**Assignment:** Restate word for word every entry that appears below, skipping its pictures.

• • • • •

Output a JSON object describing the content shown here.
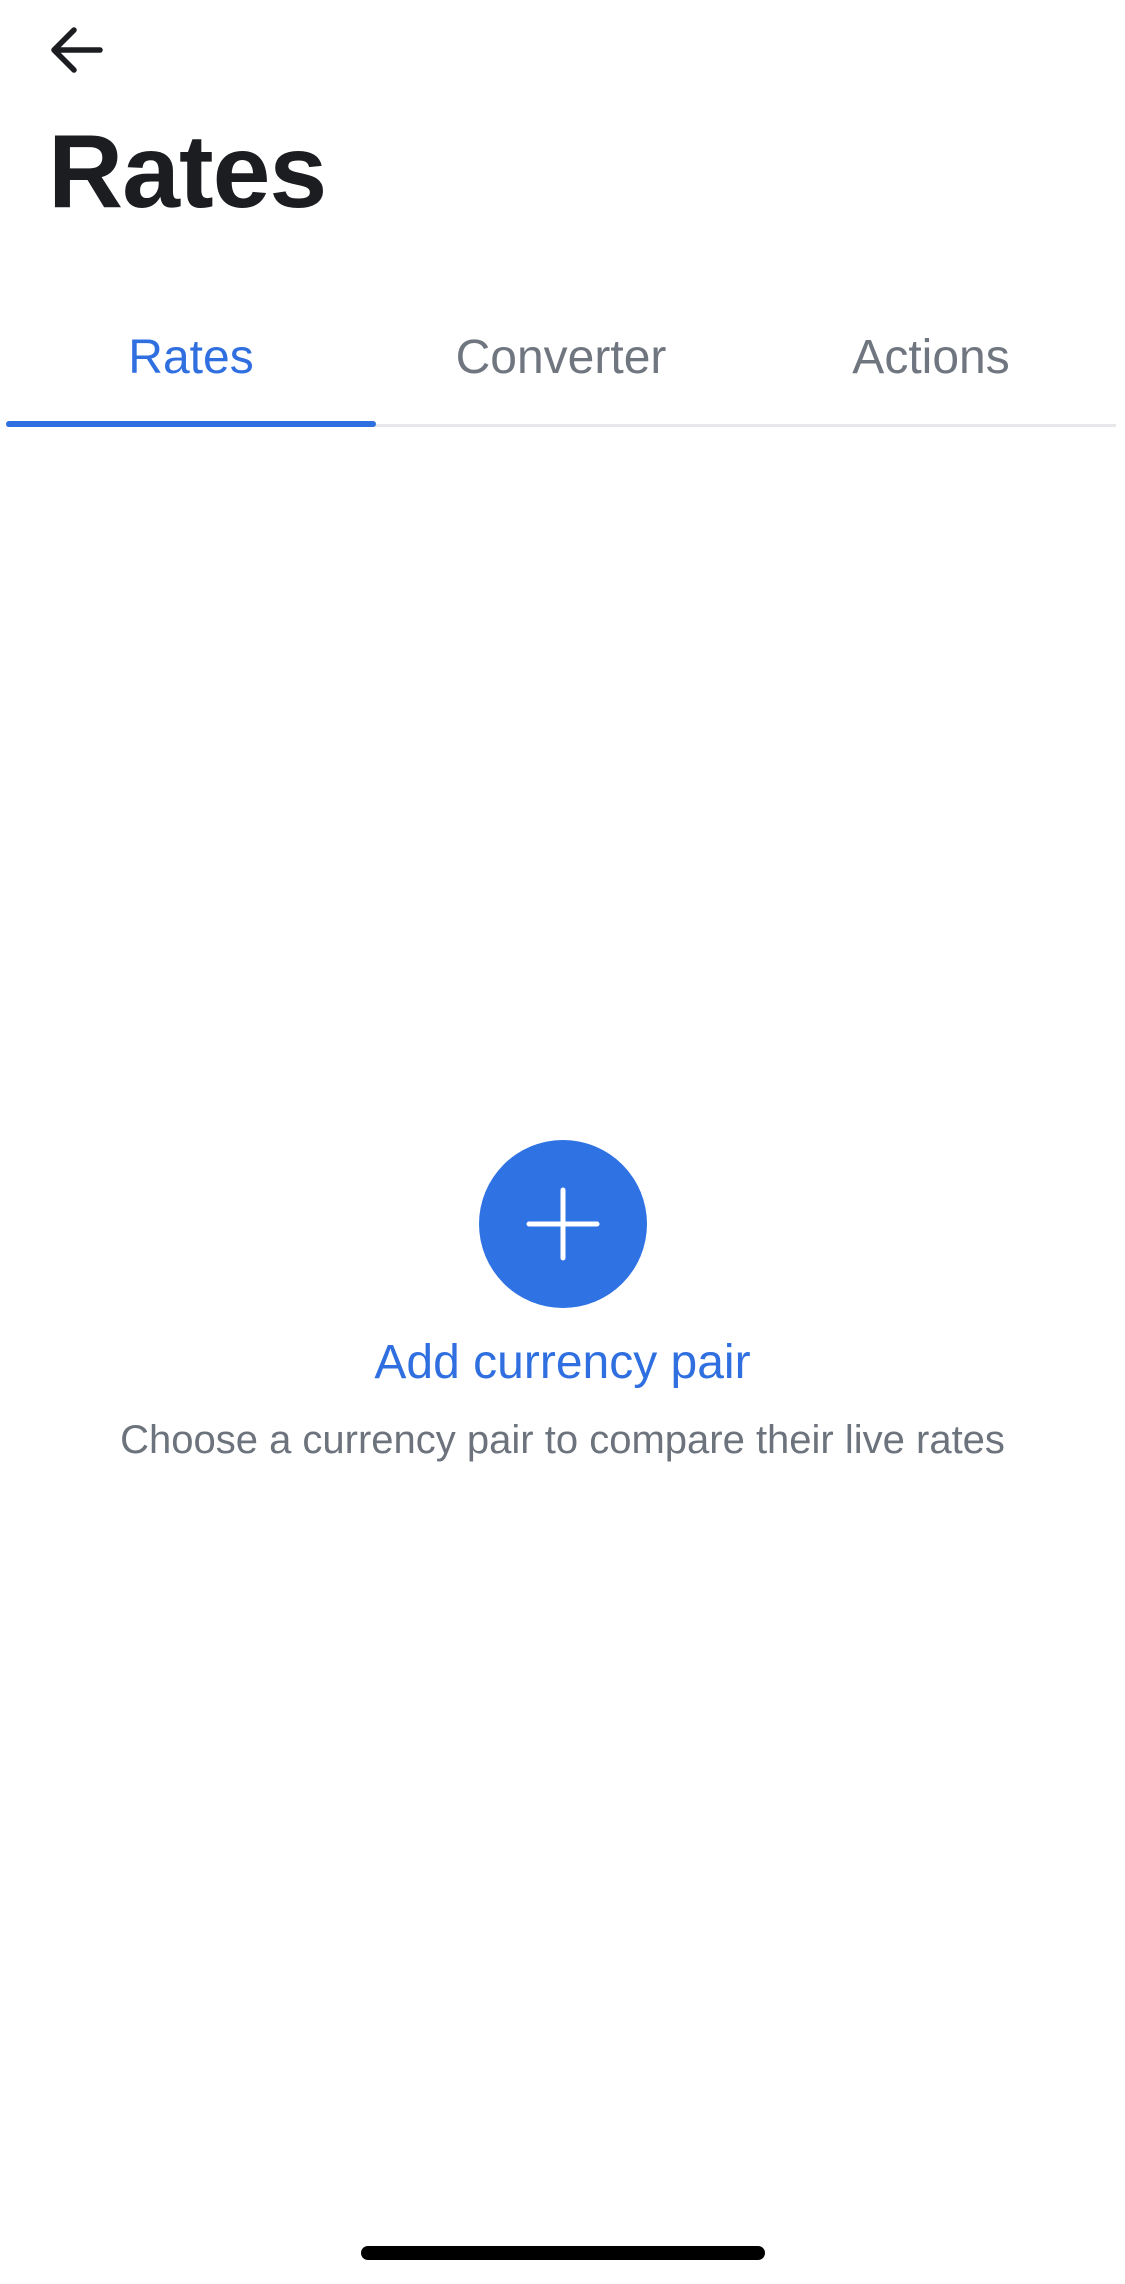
{
  "header": {
    "back_icon": "arrow-left-icon",
    "title": "Rates"
  },
  "tabs": [
    {
      "label": "Rates",
      "active": true
    },
    {
      "label": "Converter",
      "active": false
    },
    {
      "label": "Actions",
      "active": false
    }
  ],
  "empty_state": {
    "icon": "plus-icon",
    "action_label": "Add currency pair",
    "description": "Choose a currency pair to compare their live rates"
  },
  "colors": {
    "accent": "#2f6fe0",
    "title": "#1c1d21",
    "inactive_tab": "#70767f",
    "description": "#6c737c",
    "divider": "#e6e8ec"
  }
}
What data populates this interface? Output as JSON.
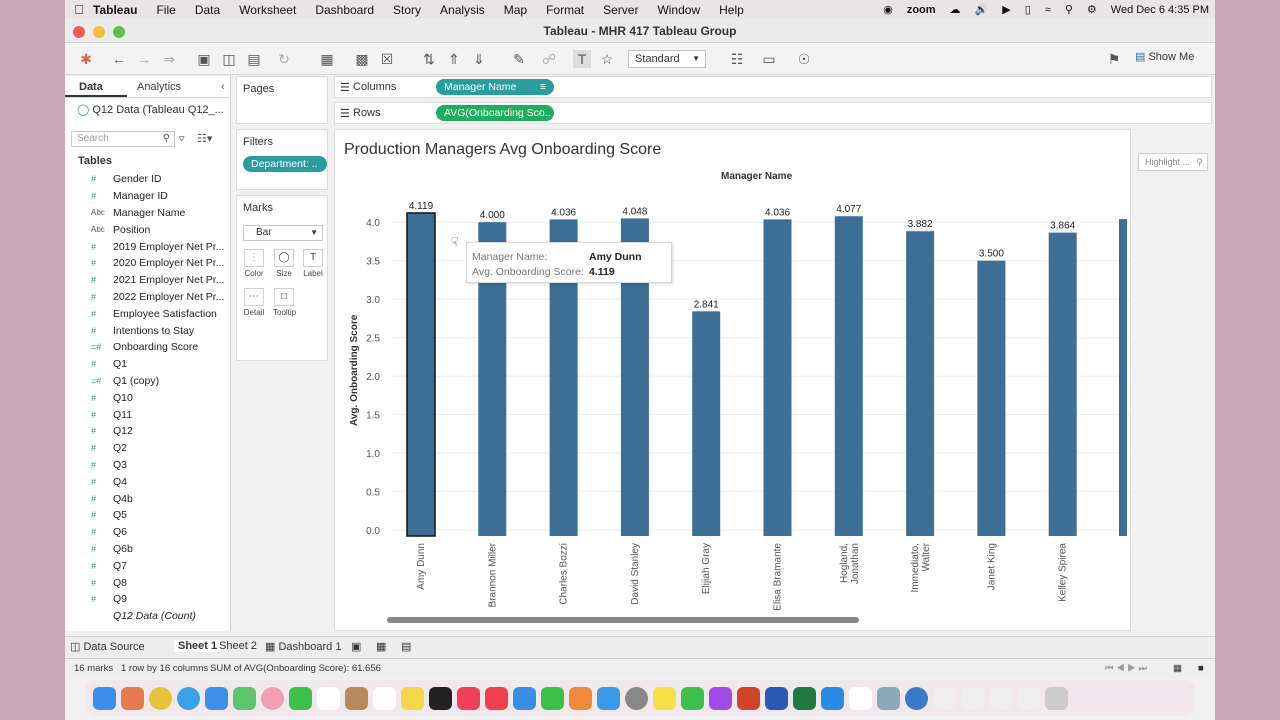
{
  "menubar": {
    "items": [
      "Tableau",
      "File",
      "Data",
      "Worksheet",
      "Dashboard",
      "Story",
      "Analysis",
      "Map",
      "Format",
      "Server",
      "Window",
      "Help"
    ],
    "zoom": "zoom",
    "datetime": "Wed Dec 6  4:35 PM"
  },
  "window": {
    "title": "Tableau - MHR 417 Tableau Group"
  },
  "toolbar": {
    "fit": "Standard",
    "show_me": "Show Me"
  },
  "data_pane": {
    "tab_data": "Data",
    "tab_analytics": "Analytics",
    "datasource": "Q12 Data (Tableau Q12_...",
    "search_placeholder": "Search",
    "tables_heading": "Tables",
    "fields": [
      {
        "name": "Gender ID",
        "type": "#"
      },
      {
        "name": "Manager ID",
        "type": "#"
      },
      {
        "name": "Manager Name",
        "type": "Abc"
      },
      {
        "name": "Position",
        "type": "Abc"
      },
      {
        "name": "2019 Employer Net Pr...",
        "type": "#"
      },
      {
        "name": "2020 Employer Net Pr...",
        "type": "#"
      },
      {
        "name": "2021 Employer Net Pr...",
        "type": "#"
      },
      {
        "name": "2022 Employer Net Pr...",
        "type": "#"
      },
      {
        "name": "Employee Satisfaction",
        "type": "#"
      },
      {
        "name": "Intentions to Stay",
        "type": "#"
      },
      {
        "name": "Onboarding Score",
        "type": "=#"
      },
      {
        "name": "Q1",
        "type": "#"
      },
      {
        "name": "Q1 (copy)",
        "type": "=#"
      },
      {
        "name": "Q10",
        "type": "#"
      },
      {
        "name": "Q11",
        "type": "#"
      },
      {
        "name": "Q12",
        "type": "#"
      },
      {
        "name": "Q2",
        "type": "#"
      },
      {
        "name": "Q3",
        "type": "#"
      },
      {
        "name": "Q4",
        "type": "#"
      },
      {
        "name": "Q4b",
        "type": "#"
      },
      {
        "name": "Q5",
        "type": "#"
      },
      {
        "name": "Q6",
        "type": "#"
      },
      {
        "name": "Q6b",
        "type": "#"
      },
      {
        "name": "Q7",
        "type": "#"
      },
      {
        "name": "Q8",
        "type": "#"
      },
      {
        "name": "Q9",
        "type": "#"
      },
      {
        "name": "Q12 Data (Count)",
        "type": "",
        "italic": true
      }
    ]
  },
  "cards": {
    "pages": "Pages",
    "filters": "Filters",
    "filter_pill": "Department: ..",
    "marks": "Marks",
    "mark_type": "Bar",
    "mark_buttons": [
      "Color",
      "Size",
      "Label",
      "Detail",
      "Tooltip"
    ]
  },
  "shelves": {
    "columns_label": "Columns",
    "columns_pill": "Manager Name",
    "rows_label": "Rows",
    "rows_pill": "AVG(Onboarding Sco.."
  },
  "highlight_placeholder": "Highlight ...",
  "tooltip": {
    "k1": "Manager Name:",
    "v1": "Amy Dunn",
    "k2": "Avg. Onboarding Score:",
    "v2": "4.119"
  },
  "chart_data": {
    "type": "bar",
    "title": "Production Managers Avg Onboarding Score",
    "xlabel": "Manager Name",
    "ylabel": "Avg. Onboarding Score",
    "ylim": [
      0,
      4.119
    ],
    "yticks": [
      "0.0",
      "0.5",
      "1.0",
      "1.5",
      "2.0",
      "2.5",
      "3.0",
      "3.5",
      "4.0"
    ],
    "categories": [
      "Amy Dunn",
      "Brannon Miller",
      "Charles Bozzi",
      "David Stanley",
      "Elijiah Gray",
      "Elisa Bramante",
      "Hogland,\nJonathan",
      "Immediato,\nWalter",
      "Janet King",
      "Kelley Spirea"
    ],
    "values": [
      4.119,
      4.0,
      4.036,
      4.048,
      2.841,
      4.036,
      4.077,
      3.882,
      3.5,
      3.864
    ],
    "labels": [
      "4.119",
      "4.000",
      "4.036",
      "4.048",
      "2.841",
      "4.036",
      "4.077",
      "3.882",
      "3.500",
      "3.864"
    ],
    "color": "#3c6e96",
    "selected": "Amy Dunn"
  },
  "bottom_tabs": [
    "Data Source",
    "Sheet 1",
    "Sheet 2",
    "Dashboard 1"
  ],
  "status": {
    "marks": "16 marks",
    "rows_cols": "1 row by 16 columns",
    "sum": "SUM of AVG(Onboarding Score): 61.656"
  }
}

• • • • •

**Response:**
Output a JSON object describing the content shown here.
{
  "header": {
    "back_icon": "arrow-left-icon",
    "title": "Rates"
  },
  "tabs": [
    {
      "label": "Rates",
      "active": true
    },
    {
      "label": "Converter",
      "active": false
    },
    {
      "label": "Actions",
      "active": false
    }
  ],
  "empty_state": {
    "icon": "plus-icon",
    "action_label": "Add currency pair",
    "description": "Choose a currency pair to compare their live rates"
  },
  "colors": {
    "accent": "#2f6fe0",
    "title": "#1c1d21",
    "inactive_tab": "#70767f",
    "description": "#6c737c",
    "divider": "#e6e8ec"
  }
}
What data populates this interface? Output as JSON.
{
  "menubar": {
    "items": [
      "Tableau",
      "File",
      "Data",
      "Worksheet",
      "Dashboard",
      "Story",
      "Analysis",
      "Map",
      "Format",
      "Server",
      "Window",
      "Help"
    ],
    "zoom": "zoom",
    "datetime": "Wed Dec 6  4:35 PM"
  },
  "window": {
    "title": "Tableau - MHR 417 Tableau Group"
  },
  "toolbar": {
    "fit": "Standard",
    "show_me": "Show Me"
  },
  "data_pane": {
    "tab_data": "Data",
    "tab_analytics": "Analytics",
    "datasource": "Q12 Data (Tableau Q12_...",
    "search_placeholder": "Search",
    "tables_heading": "Tables",
    "fields": [
      {
        "name": "Gender ID",
        "type": "#"
      },
      {
        "name": "Manager ID",
        "type": "#"
      },
      {
        "name": "Manager Name",
        "type": "Abc"
      },
      {
        "name": "Position",
        "type": "Abc"
      },
      {
        "name": "2019 Employer Net Pr...",
        "type": "#"
      },
      {
        "name": "2020 Employer Net Pr...",
        "type": "#"
      },
      {
        "name": "2021 Employer Net Pr...",
        "type": "#"
      },
      {
        "name": "2022 Employer Net Pr...",
        "type": "#"
      },
      {
        "name": "Employee Satisfaction",
        "type": "#"
      },
      {
        "name": "Intentions to Stay",
        "type": "#"
      },
      {
        "name": "Onboarding Score",
        "type": "=#"
      },
      {
        "name": "Q1",
        "type": "#"
      },
      {
        "name": "Q1 (copy)",
        "type": "=#"
      },
      {
        "name": "Q10",
        "type": "#"
      },
      {
        "name": "Q11",
        "type": "#"
      },
      {
        "name": "Q12",
        "type": "#"
      },
      {
        "name": "Q2",
        "type": "#"
      },
      {
        "name": "Q3",
        "type": "#"
      },
      {
        "name": "Q4",
        "type": "#"
      },
      {
        "name": "Q4b",
        "type": "#"
      },
      {
        "name": "Q5",
        "type": "#"
      },
      {
        "name": "Q6",
        "type": "#"
      },
      {
        "name": "Q6b",
        "type": "#"
      },
      {
        "name": "Q7",
        "type": "#"
      },
      {
        "name": "Q8",
        "type": "#"
      },
      {
        "name": "Q9",
        "type": "#"
      },
      {
        "name": "Q12 Data (Count)",
        "type": "",
        "italic": true
      }
    ]
  },
  "cards": {
    "pages": "Pages",
    "filters": "Filters",
    "filter_pill": "Department: ..",
    "marks": "Marks",
    "mark_type": "Bar",
    "mark_buttons": [
      "Color",
      "Size",
      "Label",
      "Detail",
      "Tooltip"
    ]
  },
  "shelves": {
    "columns_label": "Columns",
    "columns_pill": "Manager Name",
    "rows_label": "Rows",
    "rows_pill": "AVG(Onboarding Sco.."
  },
  "highlight_placeholder": "Highlight ...",
  "tooltip": {
    "k1": "Manager Name:",
    "v1": "Amy Dunn",
    "k2": "Avg. Onboarding Score:",
    "v2": "4.119"
  },
  "chart_data": {
    "type": "bar",
    "title": "Production Managers Avg Onboarding Score",
    "xlabel": "Manager Name",
    "ylabel": "Avg. Onboarding Score",
    "ylim": [
      0,
      4.119
    ],
    "yticks": [
      "0.0",
      "0.5",
      "1.0",
      "1.5",
      "2.0",
      "2.5",
      "3.0",
      "3.5",
      "4.0"
    ],
    "categories": [
      "Amy Dunn",
      "Brannon Miller",
      "Charles Bozzi",
      "David Stanley",
      "Elijiah Gray",
      "Elisa Bramante",
      "Hogland,\nJonathan",
      "Immediato,\nWalter",
      "Janet King",
      "Kelley Spirea"
    ],
    "values": [
      4.119,
      4.0,
      4.036,
      4.048,
      2.841,
      4.036,
      4.077,
      3.882,
      3.5,
      3.864
    ],
    "labels": [
      "4.119",
      "4.000",
      "4.036",
      "4.048",
      "2.841",
      "4.036",
      "4.077",
      "3.882",
      "3.500",
      "3.864"
    ],
    "color": "#3c6e96",
    "selected": "Amy Dunn"
  },
  "bottom_tabs": [
    "Data Source",
    "Sheet 1",
    "Sheet 2",
    "Dashboard 1"
  ],
  "status": {
    "marks": "16 marks",
    "rows_cols": "1 row by 16 columns",
    "sum": "SUM of AVG(Onboarding Score): 61.656"
  }
}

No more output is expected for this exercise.